A popular tract published in 1854 by HM Hatch, Popery Unmasked, was a rollcall of anti-Catholic tropes. The author explained:
In the first place, every nun is bound to the will of the Priests; she is to live for their own use, whenever they choose. Strangling and putting to death infants is common in nunneries throughout this country; it is not known that this is done systematically, according to Popish instructions. Thus we see that the virtue of nuns is to live in criminal intercourse with priests, and their charity is to murder infants.
Thomas Whitney, in A Defense of the American policy, in 1856, sounded the battle cry.
It is the foe of all liberty, the foe of the Protestants, the foe of our government, and yet we sleep while it is insidiously but rapidly fastening its deadly coils about us, and all that is dear to us! Americans! Protestants! Ye who have been cradled in the lap of freedom, shake off the sluggish torpor of your souls, cast away the partisan traitors who have bargained away your inheritance, look about you, read, think, hear, believe and act for yourselves!
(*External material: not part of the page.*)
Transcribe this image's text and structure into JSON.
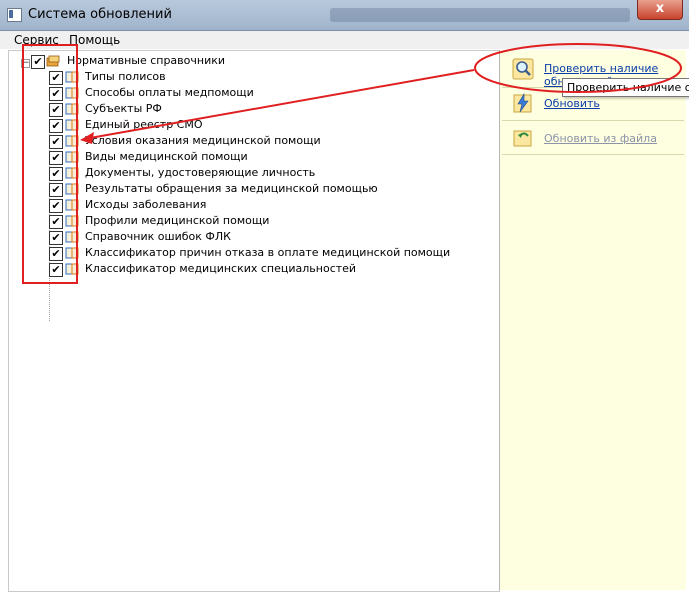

Sane, reasonable political figures were at a loss. The nativist parties captured large state-level majorities in the 1854 elections, making them a political force that could not be ignored. Thanks to this hysterical wave of nativism, the Congress elected in 1854 was split among six different political parties. Abraham Lincoln expressed his frustration with this crisis in 1855.
As a nation, we began by declaring that “all men are created equal.” We now practically read it “all men are created equal, except negroes.” When the Know-Nothings get control, it will read “all men are created equal, except negroes and foreigners and Catholics.”
Fracturing the Anglo-Saxonist mythology that held Northern politics together broke the back of the republic. Without any agreement on who was “us,” it became nearly impossible to assemble a competent governing coalition. As violence swept the Kansas territory thanks to an incompetent federal approach to slavery, there was no force in Washington capable of responding.
Ironically, this failure in the Northern states to adapt their mythology to accept new Catholic immigrants would bring slavery to the fore as a national issue. A wave of anti-Catholic porn in the North would kick off a chain of events that would eventually doom slavery in the South.